PROBLEM DETAILS: All entries should be copied exactly, none left out.
===============
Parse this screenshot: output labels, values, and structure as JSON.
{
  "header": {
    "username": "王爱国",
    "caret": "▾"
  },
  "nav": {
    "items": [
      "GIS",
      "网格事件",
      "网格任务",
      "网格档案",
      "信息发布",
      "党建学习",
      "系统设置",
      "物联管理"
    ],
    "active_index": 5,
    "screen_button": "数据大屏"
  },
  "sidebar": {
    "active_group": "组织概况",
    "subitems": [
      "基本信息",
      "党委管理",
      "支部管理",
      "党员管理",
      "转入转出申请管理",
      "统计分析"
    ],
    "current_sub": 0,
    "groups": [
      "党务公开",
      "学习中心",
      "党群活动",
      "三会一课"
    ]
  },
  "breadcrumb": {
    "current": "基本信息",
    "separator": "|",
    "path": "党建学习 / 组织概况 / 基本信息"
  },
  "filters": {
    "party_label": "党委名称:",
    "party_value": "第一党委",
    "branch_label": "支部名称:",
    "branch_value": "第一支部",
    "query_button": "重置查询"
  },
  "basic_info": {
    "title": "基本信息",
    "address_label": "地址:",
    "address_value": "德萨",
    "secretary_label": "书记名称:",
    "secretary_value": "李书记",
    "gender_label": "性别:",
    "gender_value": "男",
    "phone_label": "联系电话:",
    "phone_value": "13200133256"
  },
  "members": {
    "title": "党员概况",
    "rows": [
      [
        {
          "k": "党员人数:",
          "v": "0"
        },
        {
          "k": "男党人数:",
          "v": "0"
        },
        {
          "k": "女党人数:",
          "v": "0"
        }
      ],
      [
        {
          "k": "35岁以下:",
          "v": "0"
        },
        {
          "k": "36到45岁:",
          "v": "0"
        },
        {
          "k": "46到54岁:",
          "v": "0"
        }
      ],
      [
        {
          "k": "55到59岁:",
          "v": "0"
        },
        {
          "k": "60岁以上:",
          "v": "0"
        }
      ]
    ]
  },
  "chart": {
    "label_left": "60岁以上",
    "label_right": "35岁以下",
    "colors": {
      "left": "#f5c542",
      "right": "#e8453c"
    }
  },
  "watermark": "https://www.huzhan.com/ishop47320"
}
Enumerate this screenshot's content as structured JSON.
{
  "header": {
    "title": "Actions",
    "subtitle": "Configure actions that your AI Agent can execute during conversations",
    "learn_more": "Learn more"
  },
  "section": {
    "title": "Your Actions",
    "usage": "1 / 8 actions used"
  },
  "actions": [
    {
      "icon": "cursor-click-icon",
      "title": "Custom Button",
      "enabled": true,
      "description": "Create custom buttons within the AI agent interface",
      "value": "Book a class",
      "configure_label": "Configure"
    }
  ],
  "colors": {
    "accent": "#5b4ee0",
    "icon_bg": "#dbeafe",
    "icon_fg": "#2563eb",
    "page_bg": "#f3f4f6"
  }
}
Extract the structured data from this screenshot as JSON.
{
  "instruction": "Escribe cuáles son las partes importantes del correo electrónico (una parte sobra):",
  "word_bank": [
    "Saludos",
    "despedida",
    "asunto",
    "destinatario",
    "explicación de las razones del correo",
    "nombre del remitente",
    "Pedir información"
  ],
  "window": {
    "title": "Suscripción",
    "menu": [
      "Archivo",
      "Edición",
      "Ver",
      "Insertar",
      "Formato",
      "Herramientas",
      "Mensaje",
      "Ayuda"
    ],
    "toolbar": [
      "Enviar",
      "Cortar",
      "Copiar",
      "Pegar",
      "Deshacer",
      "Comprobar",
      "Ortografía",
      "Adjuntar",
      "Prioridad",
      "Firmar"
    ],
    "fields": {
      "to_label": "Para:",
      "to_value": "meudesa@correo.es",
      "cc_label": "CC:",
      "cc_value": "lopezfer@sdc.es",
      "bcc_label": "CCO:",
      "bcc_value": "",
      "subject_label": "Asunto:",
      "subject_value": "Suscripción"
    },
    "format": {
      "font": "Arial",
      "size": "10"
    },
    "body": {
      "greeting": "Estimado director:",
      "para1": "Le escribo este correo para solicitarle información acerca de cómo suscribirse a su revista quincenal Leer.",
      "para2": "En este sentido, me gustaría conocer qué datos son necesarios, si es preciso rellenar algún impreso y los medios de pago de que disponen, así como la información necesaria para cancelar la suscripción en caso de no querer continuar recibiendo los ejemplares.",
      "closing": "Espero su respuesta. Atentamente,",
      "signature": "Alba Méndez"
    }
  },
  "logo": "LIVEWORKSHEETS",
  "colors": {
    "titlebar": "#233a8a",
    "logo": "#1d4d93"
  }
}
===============
REPLY TO THE EXERCISE:
Parse this screenshot: output labels, values, and structure as JSON.
{
  "header": {
    "username": "王爱国",
    "caret": "▾"
  },
  "nav": {
    "items": [
      "GIS",
      "网格事件",
      "网格任务",
      "网格档案",
      "信息发布",
      "党建学习",
      "系统设置",
      "物联管理"
    ],
    "active_index": 5,
    "screen_button": "数据大屏"
  },
  "sidebar": {
    "active_group": "组织概况",
    "subitems": [
      "基本信息",
      "党委管理",
      "支部管理",
      "党员管理",
      "转入转出申请管理",
      "统计分析"
    ],
    "current_sub": 0,
    "groups": [
      "党务公开",
      "学习中心",
      "党群活动",
      "三会一课"
    ]
  },
  "breadcrumb": {
    "current": "基本信息",
    "separator": "|",
    "path": "党建学习 / 组织概况 / 基本信息"
  },
  "filters": {
    "party_label": "党委名称:",
    "party_value": "第一党委",
    "branch_label": "支部名称:",
    "branch_value": "第一支部",
    "query_button": "重置查询"
  },
  "basic_info": {
    "title": "基本信息",
    "address_label": "地址:",
    "address_value": "德萨",
    "secretary_label": "书记名称:",
    "secretary_value": "李书记",
    "gender_label": "性别:",
    "gender_value": "男",
    "phone_label": "联系电话:",
    "phone_value": "13200133256"
  },
  "members": {
    "title": "党员概况",
    "rows": [
      [
        {
          "k": "党员人数:",
          "v": "0"
        },
        {
          "k": "男党人数:",
          "v": "0"
        },
        {
          "k": "女党人数:",
          "v": "0"
        }
      ],
      [
        {
          "k": "35岁以下:",
          "v": "0"
        },
        {
          "k": "36到45岁:",
          "v": "0"
        },
        {
          "k": "46到54岁:",
          "v": "0"
        }
      ],
      [
        {
          "k": "55到59岁:",
          "v": "0"
        },
        {
          "k": "60岁以上:",
          "v": "0"
        }
      ]
    ]
  },
  "chart": {
    "label_left": "60岁以上",
    "label_right": "35岁以下",
    "colors": {
      "left": "#f5c542",
      "right": "#e8453c"
    }
  },
  "watermark": "https://www.huzhan.com/ishop47320"
}
Enumerate this screenshot's content as structured JSON.
{
  "header": {
    "title": "Actions",
    "subtitle": "Configure actions that your AI Agent can execute during conversations",
    "learn_more": "Learn more"
  },
  "section": {
    "title": "Your Actions",
    "usage": "1 / 8 actions used"
  },
  "actions": [
    {
      "icon": "cursor-click-icon",
      "title": "Custom Button",
      "enabled": true,
      "description": "Create custom buttons within the AI agent interface",
      "value": "Book a class",
      "configure_label": "Configure"
    }
  ],
  "colors": {
    "accent": "#5b4ee0",
    "icon_bg": "#dbeafe",
    "icon_fg": "#2563eb",
    "page_bg": "#f3f4f6"
  }
}
Extract the structured data from this screenshot as JSON.
{
  "instruction": "Escribe cuáles son las partes importantes del correo electrónico (una parte sobra):",
  "word_bank": [
    "Saludos",
    "despedida",
    "asunto",
    "destinatario",
    "explicación de las razones del correo",
    "nombre del remitente",
    "Pedir información"
  ],
  "window": {
    "title": "Suscripción",
    "menu": [
      "Archivo",
      "Edición",
      "Ver",
      "Insertar",
      "Formato",
      "Herramientas",
      "Mensaje",
      "Ayuda"
    ],
    "toolbar": [
      "Enviar",
      "Cortar",
      "Copiar",
      "Pegar",
      "Deshacer",
      "Comprobar",
      "Ortografía",
      "Adjuntar",
      "Prioridad",
      "Firmar"
    ],
    "fields": {
      "to_label": "Para:",
      "to_value": "meudesa@correo.es",
      "cc_label": "CC:",
      "cc_value": "lopezfer@sdc.es",
      "bcc_label": "CCO:",
      "bcc_value": "",
      "subject_label": "Asunto:",
      "subject_value": "Suscripción"
    },
    "format": {
      "font": "Arial",
      "size": "10"
    },
    "body": {
      "greeting": "Estimado director:",
      "para1": "Le escribo este correo para solicitarle información acerca de cómo suscribirse a su revista quincenal Leer.",
      "para2": "En este sentido, me gustaría conocer qué datos son necesarios, si es preciso rellenar algún impreso y los medios de pago de que disponen, así como la información necesaria para cancelar la suscripción en caso de no querer continuar recibiendo los ejemplares.",
      "closing": "Espero su respuesta. Atentamente,",
      "signature": "Alba Méndez"
    }
  },
  "logo": "LIVEWORKSHEETS",
  "colors": {
    "titlebar": "#233a8a",
    "logo": "#1d4d93"
  }
}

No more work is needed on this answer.